* _WHAT IS NEEDED_
Omit images. Retype all entries verbatim.

* _SOURCE DATA_
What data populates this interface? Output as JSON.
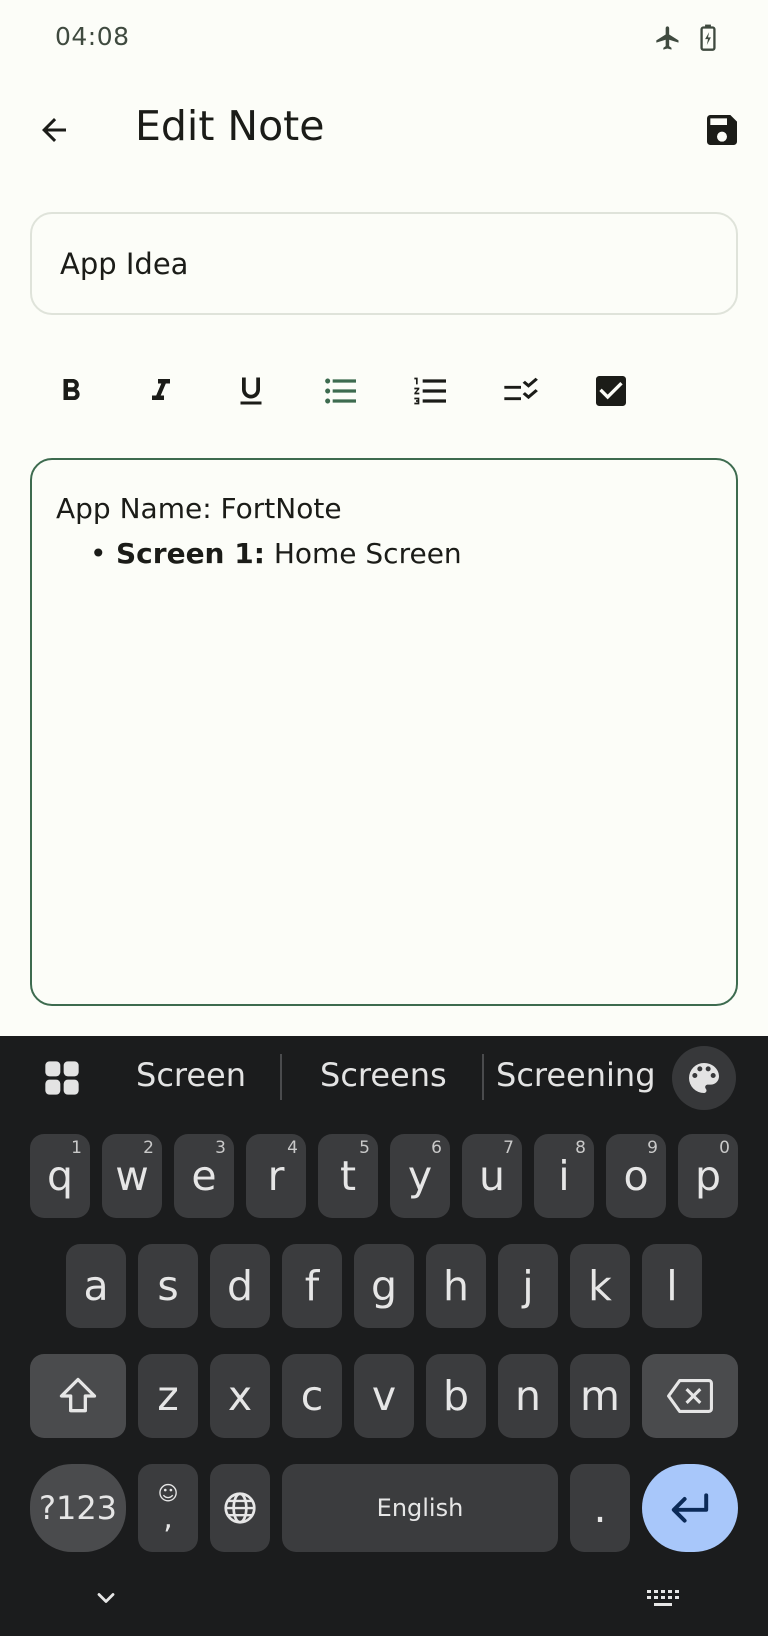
{
  "status_bar": {
    "time": "04:08",
    "icons": [
      "airplane-icon",
      "battery-charging-icon"
    ]
  },
  "app_bar": {
    "title": "Edit Note",
    "back_icon": "arrow-back-icon",
    "save_icon": "save-icon"
  },
  "note": {
    "title_value": "App Idea",
    "content_line1": "App Name: FortNote",
    "bullet_char": "•",
    "bullet_bold": "Screen 1:",
    "bullet_rest": " Home Screen"
  },
  "toolbar": {
    "buttons": [
      "bold-icon",
      "italic-icon",
      "underline-icon",
      "bulleted-list-icon",
      "numbered-list-icon",
      "checklist-icon",
      "checkbox-icon"
    ],
    "active_color": "#3d6b4f"
  },
  "keyboard": {
    "suggestions": [
      "Screen",
      "Screens",
      "Screening"
    ],
    "row1": [
      {
        "k": "q",
        "h": "1"
      },
      {
        "k": "w",
        "h": "2"
      },
      {
        "k": "e",
        "h": "3"
      },
      {
        "k": "r",
        "h": "4"
      },
      {
        "k": "t",
        "h": "5"
      },
      {
        "k": "y",
        "h": "6"
      },
      {
        "k": "u",
        "h": "7"
      },
      {
        "k": "i",
        "h": "8"
      },
      {
        "k": "o",
        "h": "9"
      },
      {
        "k": "p",
        "h": "0"
      }
    ],
    "row2": [
      "a",
      "s",
      "d",
      "f",
      "g",
      "h",
      "j",
      "k",
      "l"
    ],
    "row3": [
      "z",
      "x",
      "c",
      "v",
      "b",
      "n",
      "m"
    ],
    "symbols_label": "?123",
    "emoji_comma": ",",
    "space_label": "English",
    "period_label": ".",
    "accent_color": "#a8c7fa"
  }
}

* _FINISHED EXERCISE_
What data populates this interface? Output as JSON.
{
  "status_bar": {
    "time": "04:08",
    "icons": [
      "airplane-icon",
      "battery-charging-icon"
    ]
  },
  "app_bar": {
    "title": "Edit Note",
    "back_icon": "arrow-back-icon",
    "save_icon": "save-icon"
  },
  "note": {
    "title_value": "App Idea",
    "content_line1": "App Name: FortNote",
    "bullet_char": "•",
    "bullet_bold": "Screen 1:",
    "bullet_rest": " Home Screen"
  },
  "toolbar": {
    "buttons": [
      "bold-icon",
      "italic-icon",
      "underline-icon",
      "bulleted-list-icon",
      "numbered-list-icon",
      "checklist-icon",
      "checkbox-icon"
    ],
    "active_color": "#3d6b4f"
  },
  "keyboard": {
    "suggestions": [
      "Screen",
      "Screens",
      "Screening"
    ],
    "row1": [
      {
        "k": "q",
        "h": "1"
      },
      {
        "k": "w",
        "h": "2"
      },
      {
        "k": "e",
        "h": "3"
      },
      {
        "k": "r",
        "h": "4"
      },
      {
        "k": "t",
        "h": "5"
      },
      {
        "k": "y",
        "h": "6"
      },
      {
        "k": "u",
        "h": "7"
      },
      {
        "k": "i",
        "h": "8"
      },
      {
        "k": "o",
        "h": "9"
      },
      {
        "k": "p",
        "h": "0"
      }
    ],
    "row2": [
      "a",
      "s",
      "d",
      "f",
      "g",
      "h",
      "j",
      "k",
      "l"
    ],
    "row3": [
      "z",
      "x",
      "c",
      "v",
      "b",
      "n",
      "m"
    ],
    "symbols_label": "?123",
    "emoji_comma": ",",
    "space_label": "English",
    "period_label": ".",
    "accent_color": "#a8c7fa"
  }
}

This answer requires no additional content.